Calm in southern Libya after clashes
Tripoli - Relative calm has been restored in southern Libya after clashes erupted between two tribes, killing around 15 people, state-run media reported on Tuesday.
Abdel Maguid Saif al-Nasr, member of the ruling National Transitional Council (NTC), told the Libyan News Agency that government troops were able to restore calm in the city of Sabha after clashes erupted on Monday following the death of a government employee, who was kidnapped in a robbery.
The security chief in the city, Mohamed Abu Saif, said that a delegation of tribal leaders in the area is working on solving the dispute between the two groups.
The ruling NTC has been unable to assert control over hundreds of militiamen who helped bring down Muammar Gaddafi's regime last year.

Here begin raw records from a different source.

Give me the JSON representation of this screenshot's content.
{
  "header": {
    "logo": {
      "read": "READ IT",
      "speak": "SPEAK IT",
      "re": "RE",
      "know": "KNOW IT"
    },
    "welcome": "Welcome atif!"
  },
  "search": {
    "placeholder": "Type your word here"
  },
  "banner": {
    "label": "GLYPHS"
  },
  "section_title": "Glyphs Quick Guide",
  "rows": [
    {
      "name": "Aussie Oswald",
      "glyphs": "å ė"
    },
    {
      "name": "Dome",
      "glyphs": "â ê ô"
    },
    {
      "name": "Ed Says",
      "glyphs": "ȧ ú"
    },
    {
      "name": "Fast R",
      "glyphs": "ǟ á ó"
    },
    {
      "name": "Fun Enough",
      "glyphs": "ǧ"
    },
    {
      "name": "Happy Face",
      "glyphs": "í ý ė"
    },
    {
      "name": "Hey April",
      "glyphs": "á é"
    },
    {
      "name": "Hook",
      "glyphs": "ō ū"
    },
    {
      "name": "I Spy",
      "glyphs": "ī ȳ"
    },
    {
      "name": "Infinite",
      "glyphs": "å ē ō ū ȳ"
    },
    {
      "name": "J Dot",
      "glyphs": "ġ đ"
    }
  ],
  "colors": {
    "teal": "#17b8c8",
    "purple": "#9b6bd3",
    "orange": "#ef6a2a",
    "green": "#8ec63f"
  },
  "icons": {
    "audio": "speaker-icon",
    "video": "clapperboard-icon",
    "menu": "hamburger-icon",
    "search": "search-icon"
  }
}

Gaddafi, who ruled the North African country for 42 years, was captured and killed in his hometown Sirte in October, after a violent eight-month conflict with his opponents.